I was sitting in High School Bible Study and the teacher asked this question: “Who do you turn to when things are going crazy in your life? When you need advice?” Some students answered friends, adults, or Google. Then the teacher asked, “What about your parents? Do you ever go to your parents?” There was some muttering in the room so I raised my hand and said, “Yes, I turn to my parents.” Everyone over the age of twenty in the room was in full agreement with me. We all had reached an age where we know something that our teenage friends haven’t learned yet.
It seems that somewhere between the age of twelve and fourteen, aliens come and abduct our children. They implant an inhibitor chip deep within their brains. For the next five to seven years teenagers think that their parents are embarrassing, stupid, and absolutely out of touch with reality. Most think that anyone else in the entire world has more skill, more wisdom, and better answers than their parents.
Parents, in the middle of those teenage years there will likely come a time when you may be convinced that you are dumb. You might even catch yourself thinking,”Maybe all the teenagers are right. Maybe it isn’t them. Maybe it is me who lost my mind. Maybe I have lost my grip on reality. Maybe I don’t really understand what it is like.” Fight that temptation. Slap yourself in the face or get someone else to do it for you. Don’t fall for that trickery. Just pull out an old journal or think back on your high school days. You will remember quickly that you were a teenager and that you do understand.

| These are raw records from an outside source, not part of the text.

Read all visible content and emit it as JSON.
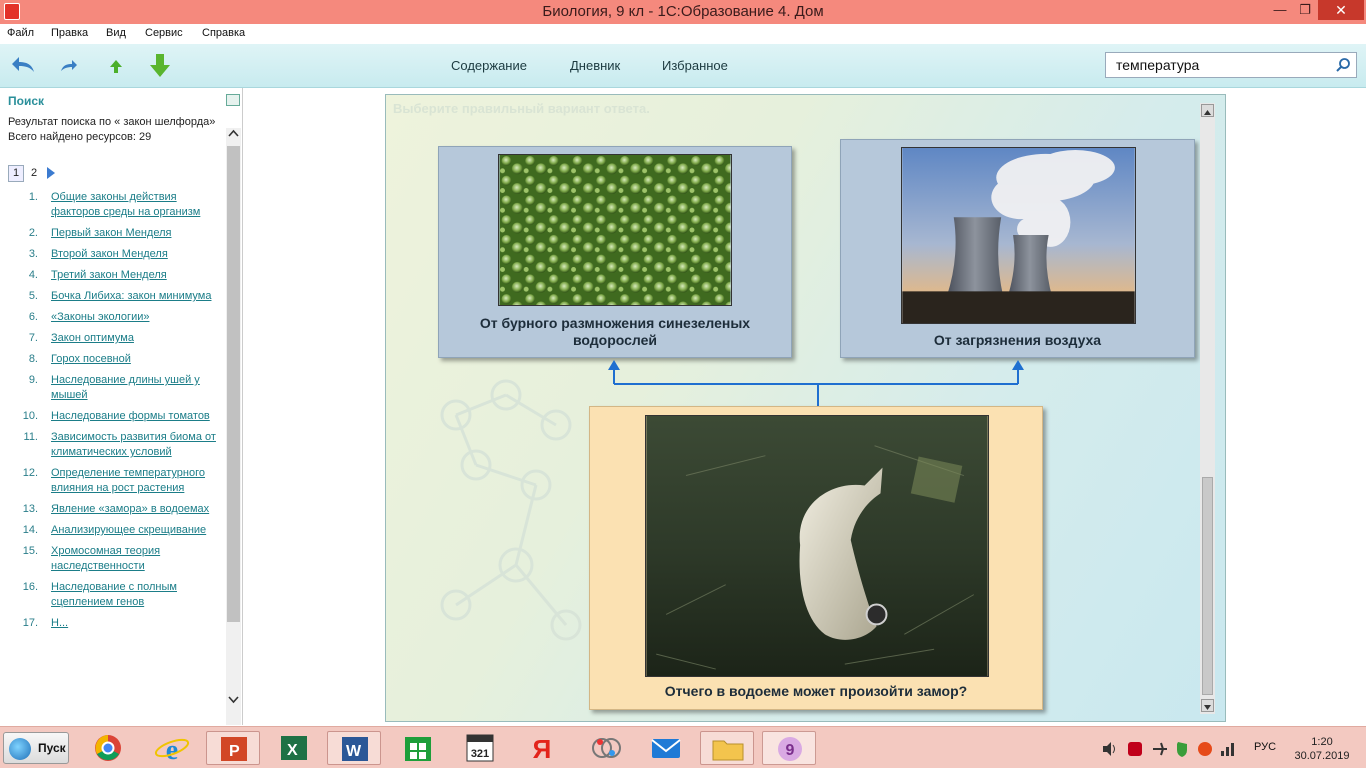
{
  "window": {
    "title": "Биология, 9 кл - 1С:Образование 4. Дом",
    "minimize_glyph": "—",
    "maximize_glyph": "❐",
    "close_glyph": "✕"
  },
  "menu": [
    "Файл",
    "Правка",
    "Вид",
    "Сервис",
    "Справка"
  ],
  "toolbar": {
    "nav": [
      "Содержание",
      "Дневник",
      "Избранное"
    ],
    "search_value": "температура",
    "icons": [
      "back-icon",
      "forward-icon",
      "up-icon",
      "download-icon",
      "search-icon"
    ]
  },
  "left_panel": {
    "title": "Поиск",
    "result_line": "Результат поиска по « закон шелфорда»",
    "found_line": "Всего найдено ресурсов: 29",
    "pages": [
      "1",
      "2"
    ],
    "results": [
      {
        "num": "1.",
        "text": "Общие законы действия факторов среды на организм"
      },
      {
        "num": "2.",
        "text": "Первый закон Менделя"
      },
      {
        "num": "3.",
        "text": "Второй закон Менделя"
      },
      {
        "num": "4.",
        "text": "Третий закон Менделя"
      },
      {
        "num": "5.",
        "text": "Бочка Либиха: закон минимума"
      },
      {
        "num": "6.",
        "text": "«Законы экологии»"
      },
      {
        "num": "7.",
        "text": "Закон оптимума"
      },
      {
        "num": "8.",
        "text": "Горох посевной"
      },
      {
        "num": "9.",
        "text": "Наследование длины ушей у мышей"
      },
      {
        "num": "10.",
        "text": "Наследование формы томатов"
      },
      {
        "num": "11.",
        "text": "Зависимость развития биома от климатических условий"
      },
      {
        "num": "12.",
        "text": "Определение температурного влияния на рост растения"
      },
      {
        "num": "13.",
        "text": "Явление «замора» в водоемах"
      },
      {
        "num": "14.",
        "text": "Анализирующее скрещивание"
      },
      {
        "num": "15.",
        "text": "Хромосомная теория наследственности"
      },
      {
        "num": "16.",
        "text": "Наследование с полным сцеплением генов"
      },
      {
        "num": "17.",
        "text": "Н..."
      }
    ]
  },
  "slide": {
    "prompt": "Выберите правильный вариант ответа.",
    "card1_caption": "От бурного размножения синезеленых водорослей",
    "card2_caption": "От загрязнения воздуха",
    "card3_caption": "Отчего в водоеме может произойти замор?"
  },
  "taskbar": {
    "start_label": "Пуск",
    "apps": [
      "chrome-icon",
      "internet-explorer-icon",
      "powerpoint-icon",
      "excel-icon",
      "word-icon",
      "store-icon",
      "calendar-icon",
      "yandex-icon",
      "paint-icon",
      "mail-icon",
      "folder-icon",
      "1c-icon"
    ],
    "calendar_day": "321",
    "yandex_letter": "Я",
    "lang": "РУС",
    "time": "1:20",
    "date": "30.07.2019",
    "colors": {
      "taskbar": "#f3c9c1",
      "titlebar": "#f5897d"
    }
  }
}
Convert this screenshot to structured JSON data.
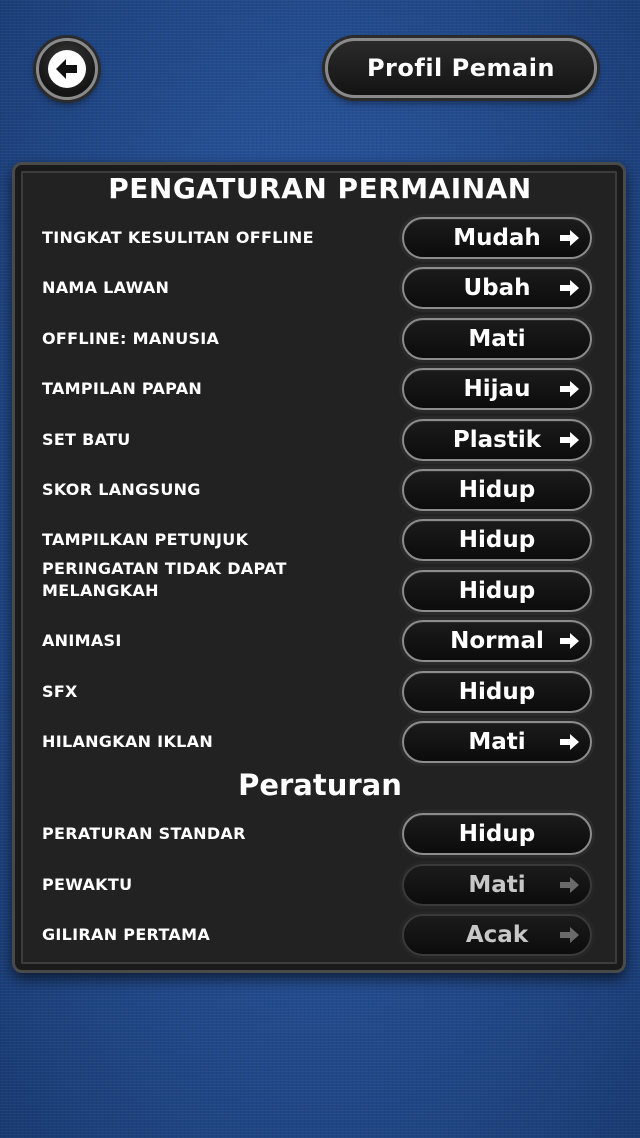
{
  "header": {
    "back_icon": "back-arrow-icon",
    "profile_label": "Profil Pemain"
  },
  "game_settings": {
    "title": "PENGATURAN PERMAINAN",
    "rows": [
      {
        "label": "TINGKAT KESULITAN OFFLINE",
        "value": "Mudah",
        "arrow": true
      },
      {
        "label": "NAMA LAWAN",
        "value": "Ubah",
        "arrow": true
      },
      {
        "label": "OFFLINE: MANUSIA",
        "value": "Mati",
        "arrow": false
      },
      {
        "label": "TAMPILAN PAPAN",
        "value": "Hijau",
        "arrow": true
      },
      {
        "label": "SET BATU",
        "value": "Plastik",
        "arrow": true
      },
      {
        "label": "SKOR LANGSUNG",
        "value": "Hidup",
        "arrow": false
      },
      {
        "label": "TAMPILKAN PETUNJUK",
        "value": "Hidup",
        "arrow": false
      },
      {
        "label": "PERINGATAN TIDAK DAPAT MELANGKAH",
        "value": "Hidup",
        "arrow": false
      },
      {
        "label": "ANIMASI",
        "value": "Normal",
        "arrow": true
      },
      {
        "label": "SFX",
        "value": "Hidup",
        "arrow": false
      },
      {
        "label": "HILANGKAN IKLAN",
        "value": "Mati",
        "arrow": true
      }
    ]
  },
  "rules": {
    "title": "Peraturan",
    "rows": [
      {
        "label": "PERATURAN STANDAR",
        "value": "Hidup",
        "arrow": false,
        "enabled": true
      },
      {
        "label": "PEWAKTU",
        "value": "Mati",
        "arrow": true,
        "enabled": false
      },
      {
        "label": "GILIRAN PERTAMA",
        "value": "Acak",
        "arrow": true,
        "enabled": false
      }
    ]
  },
  "colors": {
    "background": "#254f93",
    "panel": "#222222",
    "text": "#ffffff",
    "disabled_text": "#c7c7c7"
  }
}
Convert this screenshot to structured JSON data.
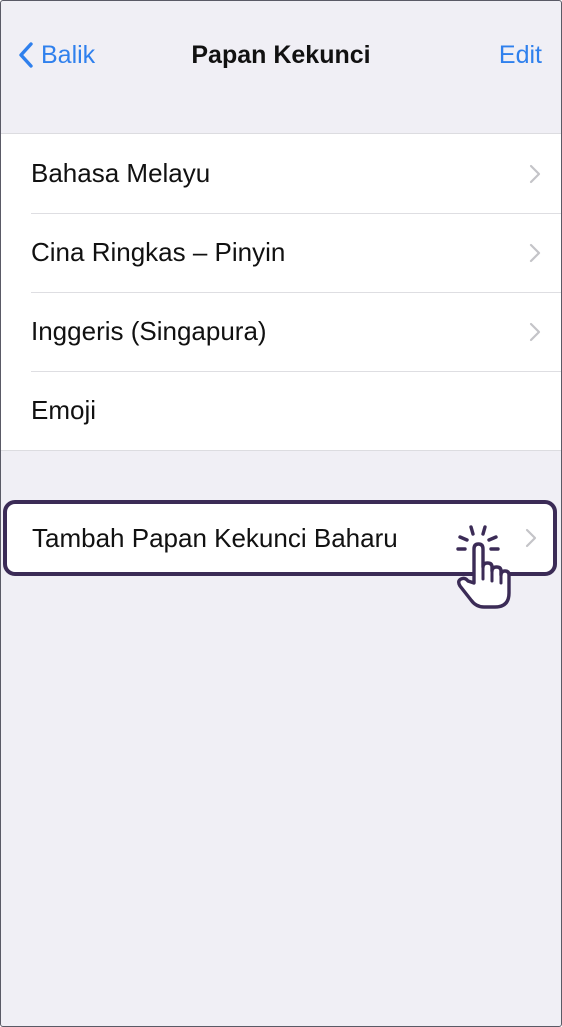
{
  "navbar": {
    "back_label": "Balik",
    "title": "Papan Kekunci",
    "edit_label": "Edit"
  },
  "keyboards": [
    {
      "label": "Bahasa Melayu",
      "has_chevron": true
    },
    {
      "label": "Cina Ringkas – Pinyin",
      "has_chevron": true
    },
    {
      "label": "Inggeris (Singapura)",
      "has_chevron": true
    },
    {
      "label": "Emoji",
      "has_chevron": false
    }
  ],
  "add_keyboard": {
    "label": "Tambah Papan Kekunci Baharu"
  },
  "icons": {
    "back": "chevron-left-icon",
    "disclosure": "chevron-right-icon",
    "tap_hint": "tap-hand-icon"
  },
  "colors": {
    "accent": "#2f80ed",
    "background": "#f0eff5",
    "highlight_border": "#3b2b56",
    "hand_color": "#3b2b56"
  }
}
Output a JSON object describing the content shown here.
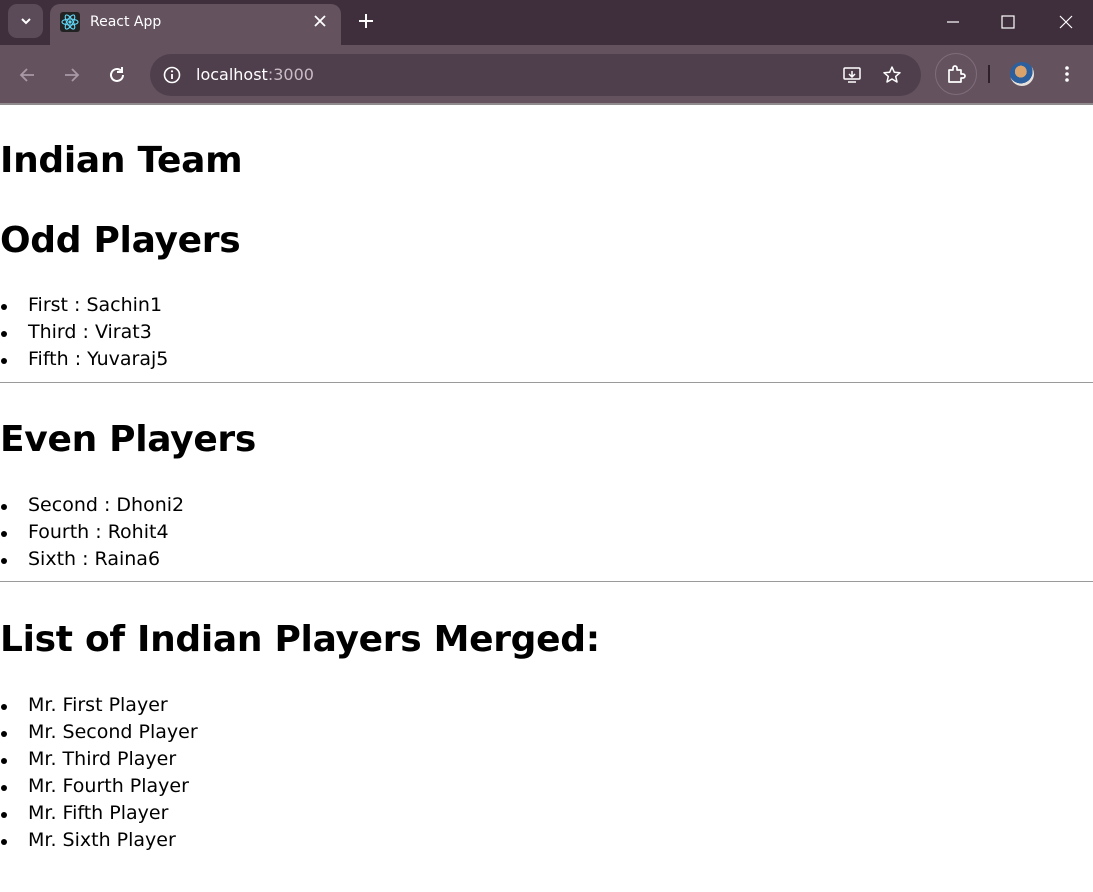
{
  "browser": {
    "tab_title": "React App",
    "url_host": "localhost",
    "url_port": ":3000"
  },
  "page": {
    "title": "Indian Team",
    "odd_heading": "Odd Players",
    "odd_players": [
      "First : Sachin1",
      "Third : Virat3",
      "Fifth : Yuvaraj5"
    ],
    "even_heading": "Even Players",
    "even_players": [
      "Second : Dhoni2",
      "Fourth : Rohit4",
      "Sixth : Raina6"
    ],
    "merged_heading": "List of Indian Players Merged:",
    "merged_players": [
      "Mr. First Player",
      "Mr. Second Player",
      "Mr. Third Player",
      "Mr. Fourth Player",
      "Mr. Fifth Player",
      "Mr. Sixth Player"
    ]
  },
  "icons": [
    "tab-search-icon",
    "react-favicon-icon",
    "close-icon",
    "plus-icon",
    "minimize-icon",
    "maximize-icon",
    "window-close-icon",
    "back-icon",
    "forward-icon",
    "reload-icon",
    "info-icon",
    "install-app-icon",
    "star-icon",
    "extensions-icon",
    "avatar",
    "menu-icon"
  ],
  "colors": {
    "chrome_dark": "#3f2e3c",
    "chrome_toolbar": "#64525f",
    "omnibox": "#4f3f4c"
  }
}
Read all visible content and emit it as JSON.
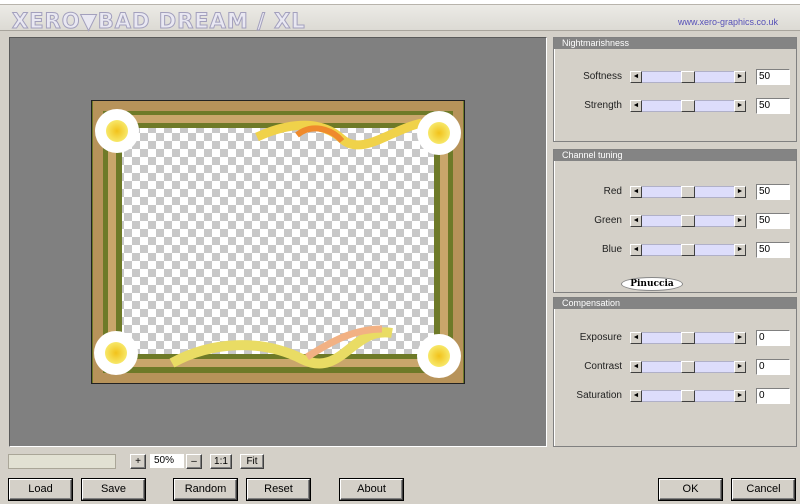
{
  "header": {
    "title": "XERO▼BAD DREAM / XL",
    "url": "www.xero-graphics.co.uk"
  },
  "panels": {
    "nightmarishness": {
      "title": "Nightmarishness",
      "rows": [
        {
          "label": "Softness",
          "value": "50",
          "level": 0.5
        },
        {
          "label": "Strength",
          "value": "50",
          "level": 0.5
        }
      ]
    },
    "channel_tuning": {
      "title": "Channel tuning",
      "rows": [
        {
          "label": "Red",
          "value": "50",
          "level": 0.5
        },
        {
          "label": "Green",
          "value": "50",
          "level": 0.5
        },
        {
          "label": "Blue",
          "value": "50",
          "level": 0.5
        }
      ],
      "signature": "Pinuccia"
    },
    "compensation": {
      "title": "Compensation",
      "rows": [
        {
          "label": "Exposure",
          "value": "0",
          "level": 0.5
        },
        {
          "label": "Contrast",
          "value": "0",
          "level": 0.5
        },
        {
          "label": "Saturation",
          "value": "0",
          "level": 0.5
        }
      ]
    }
  },
  "zoom": {
    "plus": "+",
    "minus": "–",
    "level": "50%",
    "one_to_one": "1:1",
    "fit": "Fit"
  },
  "buttons": {
    "load": "Load",
    "save": "Save",
    "random": "Random",
    "reset": "Reset",
    "about": "About",
    "ok": "OK",
    "cancel": "Cancel"
  },
  "icons": {
    "left": "◄",
    "right": "►"
  },
  "colors": {
    "preview_bg": "#808080",
    "panel_title_bg": "#848484",
    "slider_track": "#ddddfb"
  }
}
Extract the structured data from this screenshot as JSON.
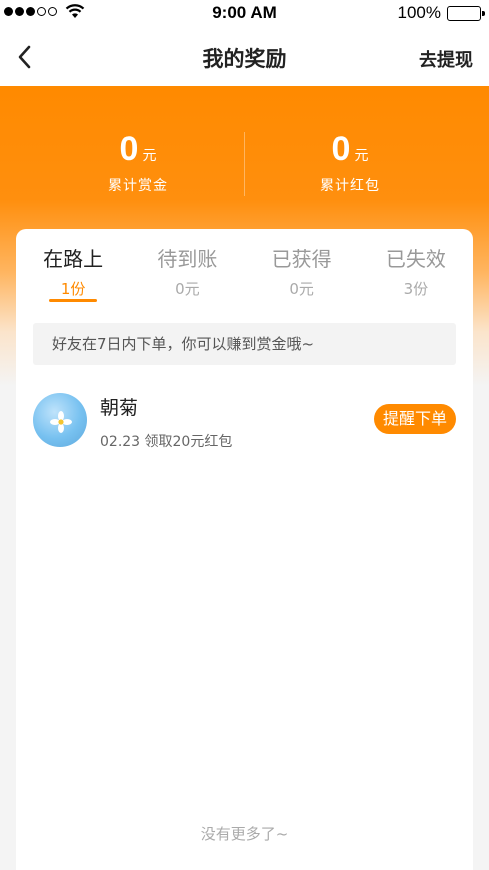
{
  "status_bar": {
    "time": "9:00 AM",
    "battery": "100%"
  },
  "nav": {
    "title": "我的奖励",
    "action": "去提现",
    "back_icon": "chevron-left-icon"
  },
  "summary": {
    "bounty": {
      "value": "0",
      "unit": "元",
      "label": "累计赏金"
    },
    "red_packet": {
      "value": "0",
      "unit": "元",
      "label": "累计红包"
    }
  },
  "tabs": [
    {
      "label": "在路上",
      "count": "1份",
      "active": true
    },
    {
      "label": "待到账",
      "count": "0元",
      "active": false
    },
    {
      "label": "已获得",
      "count": "0元",
      "active": false
    },
    {
      "label": "已失效",
      "count": "3份",
      "active": false
    }
  ],
  "notice": "好友在7日内下单，你可以赚到赏金哦~",
  "rewards": [
    {
      "name": "朝菊",
      "meta": "02.23 领取20元红包",
      "action": "提醒下单"
    }
  ],
  "footer": "没有更多了~",
  "colors": {
    "accent": "#ff8a00",
    "background": "#f4f4f4"
  }
}
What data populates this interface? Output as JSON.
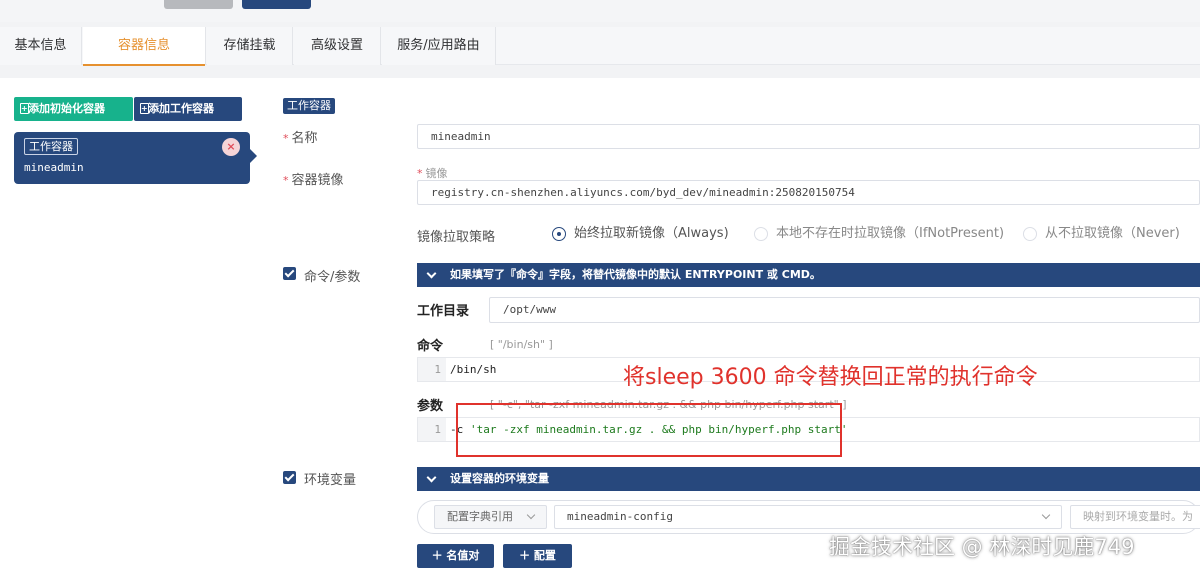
{
  "tabs": [
    {
      "label": "基本信息"
    },
    {
      "label": "容器信息"
    },
    {
      "label": "存储挂载"
    },
    {
      "label": "高级设置"
    },
    {
      "label": "服务/应用路由"
    }
  ],
  "left": {
    "add_init_label": "添加初始化容器",
    "add_work_label": "添加工作容器",
    "card": {
      "tag": "工作容器",
      "name": "mineadmin",
      "close": "×"
    }
  },
  "form": {
    "badge": "工作容器",
    "name_label": "名称",
    "name_value": "mineadmin",
    "image_label": "容器镜像",
    "image_sublabel": "镜像",
    "image_value": "registry.cn-shenzhen.aliyuncs.com/byd_dev/mineadmin:250820150754",
    "pull_policy_label": "镜像拉取策略",
    "pull_options": [
      {
        "label": "始终拉取新镜像（Always)",
        "selected": true
      },
      {
        "label": "本地不存在时拉取镜像（IfNotPresent)",
        "selected": false
      },
      {
        "label": "从不拉取镜像（Never)",
        "selected": false
      }
    ],
    "command_section_label": "命令/参数",
    "command_panel_title": "如果填写了『命令』字段，将替代镜像中的默认 ENTRYPOINT 或 CMD。",
    "workdir_label": "工作目录",
    "workdir_value": "/opt/www",
    "command_label": "命令",
    "command_hint": "[ \"/bin/sh\" ]",
    "command_line_no": "1",
    "command_code": "/bin/sh",
    "args_label": "参数",
    "args_hint": "[ \"-c\", \"tar -zxf mineadmin.tar.gz . && php bin/hyperf.php start\" ]",
    "args_line_no": "1",
    "args_flag": "-c",
    "args_code": "'tar -zxf mineadmin.tar.gz . && php bin/hyperf.php start'",
    "env_section_label": "环境变量",
    "env_panel_title": "设置容器的环境变量",
    "env_source_select": "配置字典引用",
    "env_config_select": "mineadmin-config",
    "env_map_placeholder": "映射到环境变量时。为",
    "add_kv_label": "名值对",
    "add_config_label": "配置"
  },
  "annotation": {
    "text": "将sleep 3600 命令替换回正常的执行命令",
    "color": "#e0322c"
  },
  "watermark": "掘金技术社区 @ 林深时见鹿749",
  "colors": {
    "primary": "#27487d",
    "accent": "#e6912f",
    "success": "#17b28c",
    "danger": "#e0322c"
  }
}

Then somewhere around age twenty to twenty-two, that inhibitor chip miraculously disappears or is somehow reabsorbed into the bloodstream. All of a sudden, parents have all the answers. They know what to do when you get in a wreck or the car breaks down. They know what to do when your boyfriend or girlfriend breaks up with you. They know what to say to calm your nerves when you have a big interview for your dream job. They know how to help you cope with a child who will not sleep and they even take that child for a night or two so that you can sleep. They know how to have a good conversation. They have wisdom and good words of advice. They are still parents, but they are much more than that.
But for now, the struggle is real. I want to encourage you to stay the course. Continue to love your children. Care for them. Seek what is best for them. Don’t mortgage your child’s future because you want to be their best friend. Discipline them if they need it. Encourage them when they need it. Laugh with them when they need it. Cry with them when they need it. Pray with them and for them because they will always need that.
Don’t just batten down the hatches and weather the storm of the teenage years. Step on deck, look that storm in the face, and say give me all you’ve got. Be that stalwart consistency that your son or daughter needs when the turbulent winds of Middle School assail them. Be that safe haven of refuge they need in High School when they feel like everyone is out to get them. Love them with the love that only Christ can give you.
Teach them His word and his statutes. Rebuke them when they sin. Correct them when they have strayed off of the path. Teach them how to follow Christ. Train them in righteousness. So that as they grow they will be servants of God who are thoroughly equipped for every good work (2 Timothy 3:16-17).
And always remember this: It is only time that separates them from turning to you for help, answers, and friendship.